LONDON (Reuters) - The challenge facing Marco Gobbetti when he becomes Burberry CEO was brought into sharp focus as the British luxury brand reported a 21 percent drop in underlying pretax profit, hit by weak demand in the United States and Hong Kong.
Gobbetti takes over from Christopher Bailey in July, charged with strengthening the brand while improving efficiency and boosting the performance of its stores, where its space delivers lower sales than rivals.
Bailey retains creative control as Burberry, best known for its distinctive trenchcoats, looks to refresh its product range, but he said his successor as CEO will take the company to “the next level as a global luxury retail and digital business”.
Chief Financial Officer Julie Brown said that innovative products showcased on fashion catwalks -- including tropical gabardine trenchcoats that start at 1,295 pounds -- have sold well but more needs to be done.
“Our focus is on our brand, our products and returning Burberry to growth,” she told reporters.
Having stripped 20 million pounds from costs last year, Burberry is aims to achieve annual savings of 100 million pounds by the end of 2019.
Burberry benefited from a weaker pound after Britain’s vote to leave the European Union, with adjusted pretax profit for the year to March 31 coming in at 462 million pounds, up 10 percent on a reported basis.
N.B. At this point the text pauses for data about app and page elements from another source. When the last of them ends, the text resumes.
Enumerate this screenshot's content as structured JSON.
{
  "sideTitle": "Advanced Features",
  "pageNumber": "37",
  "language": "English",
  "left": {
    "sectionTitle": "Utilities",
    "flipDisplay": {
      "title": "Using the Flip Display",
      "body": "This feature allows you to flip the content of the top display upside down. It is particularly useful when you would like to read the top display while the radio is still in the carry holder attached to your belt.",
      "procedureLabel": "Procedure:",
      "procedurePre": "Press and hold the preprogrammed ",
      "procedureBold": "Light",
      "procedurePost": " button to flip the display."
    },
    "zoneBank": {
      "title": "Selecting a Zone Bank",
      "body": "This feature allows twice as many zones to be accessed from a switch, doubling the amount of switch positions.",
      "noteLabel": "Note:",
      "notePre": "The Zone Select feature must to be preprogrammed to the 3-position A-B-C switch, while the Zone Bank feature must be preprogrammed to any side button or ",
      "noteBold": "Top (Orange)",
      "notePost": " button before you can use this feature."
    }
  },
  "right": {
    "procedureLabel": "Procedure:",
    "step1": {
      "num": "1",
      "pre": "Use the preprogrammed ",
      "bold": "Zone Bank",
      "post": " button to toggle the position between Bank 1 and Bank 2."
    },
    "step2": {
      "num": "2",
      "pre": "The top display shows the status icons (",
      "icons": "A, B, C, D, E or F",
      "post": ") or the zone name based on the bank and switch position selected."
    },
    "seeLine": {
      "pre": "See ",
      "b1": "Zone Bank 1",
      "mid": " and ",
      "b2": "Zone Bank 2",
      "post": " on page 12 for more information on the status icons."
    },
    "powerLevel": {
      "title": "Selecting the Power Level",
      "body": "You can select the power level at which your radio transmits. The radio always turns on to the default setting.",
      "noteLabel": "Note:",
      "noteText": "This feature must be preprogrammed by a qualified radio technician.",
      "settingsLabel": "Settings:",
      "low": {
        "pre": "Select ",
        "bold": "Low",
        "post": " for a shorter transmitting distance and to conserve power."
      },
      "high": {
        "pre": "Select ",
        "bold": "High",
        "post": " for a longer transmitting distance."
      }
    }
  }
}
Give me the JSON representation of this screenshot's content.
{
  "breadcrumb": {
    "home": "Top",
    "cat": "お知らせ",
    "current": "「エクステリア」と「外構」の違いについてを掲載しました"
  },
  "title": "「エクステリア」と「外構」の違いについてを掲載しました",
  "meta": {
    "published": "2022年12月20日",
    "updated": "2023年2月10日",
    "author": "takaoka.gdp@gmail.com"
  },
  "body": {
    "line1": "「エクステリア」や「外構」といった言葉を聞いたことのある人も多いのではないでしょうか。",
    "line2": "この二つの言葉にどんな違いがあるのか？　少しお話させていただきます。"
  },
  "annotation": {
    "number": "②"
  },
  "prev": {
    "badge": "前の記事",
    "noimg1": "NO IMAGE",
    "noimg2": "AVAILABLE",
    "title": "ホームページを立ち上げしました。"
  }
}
Once currency effects were stripped out, however, the profit was down 21 percent.
Brown said spending by Chinese and American tourists taking advantage of the weak pound had contributed to an “exceptional” performance Burberry’s home market while demand also improved in continental Europe.
However, the market in the United States remained highly promotional and sales in Hong Kong were negative for the year, she added.
The currency windfall enabled Burberry to increase its full-year dividend by 5 percent to 38.9 pence and it also announced a 300 million pound share buyback, funded in part by 150 million pounds of proceeds from a deal to license its fragrance and beauty products to Coty.
Shares in the company, which have risen 10 percent this year against a 20 percent rise for the sector, were up 2.6 percent at 16.83 pounds by 1057 GMT.
Analysts at Citi, which has a neutral rating on the stock, said that consensus earnings per share would rise slightly because the buyback more than offset currency effects this year.
Burberry said the currency boost seen in the past year would reverse this year, with current rates suggesting an adverse impact of about 30 million pounds.
($1 = 0.7673 pounds)
Editing by Kate Holton and David Goodman